You can’t sell a product without a brand. That’s what Bob Hoke finds most interesting about trademarks. “People don’t buy patents,” he says. “They buy brands.”
Bob sees inventors, entrepreneurs, and brands at all stages of the creation process. “The first thing they do is they create the entity,” he says. “The second thing they do is register their entity name as a brand because almost 90 percent of the most well-known, famous, valuable brands are company names.” He helps clients recognize the value or challenges with the name they’ve selected. Then he helps them understand whether they can or cannot own the name they’ve selected—and determine if it’s worth their time and money to pursue registration.
It all started because he never hesitates to go all out. “In my first career, I was a chemist in Cedar Rapids. I hated it,” Bob says. “Somebody said to me, ‘You should be a patent attorney,’ and I said, ‘Yeah, I should,’ without a clue what that meant.”
During a corporate career that elevated him to director level at 3M Corporation, Bob refined his skills protecting brands, evaluating their value, and bringing profitable products to market.
As an Of Counsel in our intellectual property department, he offers clients deep and broad legal experience in U.S. and international trademark law, including oppositions and cancellations before the U.S. Patent and Trademark Office. He regularly counsels clients on the clearance, registration, maintenance, licensing, and enforcement of trademark rights and assists clients in the management of their worldwide trademark portfolios. While with 3M, he visited 69 countries every three years to negotiate intercompany agreements and royalties.
Bob regularly works with trademarks for varied products and services including foods, clothing, electronics, devices, and home products. Throughout his career, Bob has registered patents and worked with trademarks, but a single court decision signaled a shift. “When the U.S. Supreme Court issued its famous Qualitex decision, holding that colors could be registered as trademarks, my career changed forever,” Bob says. “I worked with Art Fry, the inventor of Post-It notes, on the color yellow as a trademark for sticky notes.” He later moved to blue as a trademark for painters tape and purple as a trademark for sandpaper.
“I still see the fruits of my labors in the marketplace,” Bob says. Besides trademarks for 3M Post-It notes, he has registered Scotchgard products and Littmann stethoscopes, for example. “You see those things, and they’re still out there, and they’re still used. They’re valuable.”
Great Plains Super Lawyers
American Bar Association
- Intellectual Property Law Committee, member

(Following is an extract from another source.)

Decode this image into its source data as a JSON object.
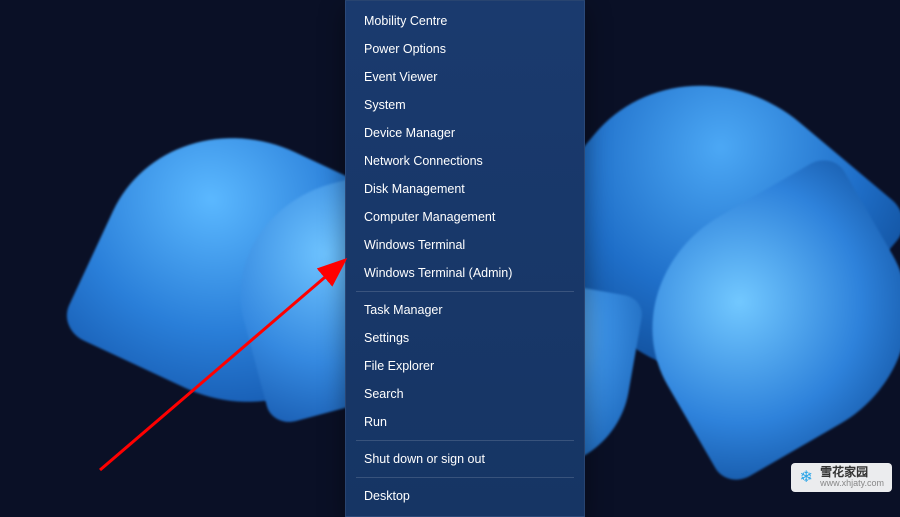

- Business Law Section, member
Iowa State Bar Association
Linn County Bar Association
Iowa Intellectual Property Law Association
International Trademark Association
Intellectual Property Group, Vice Chair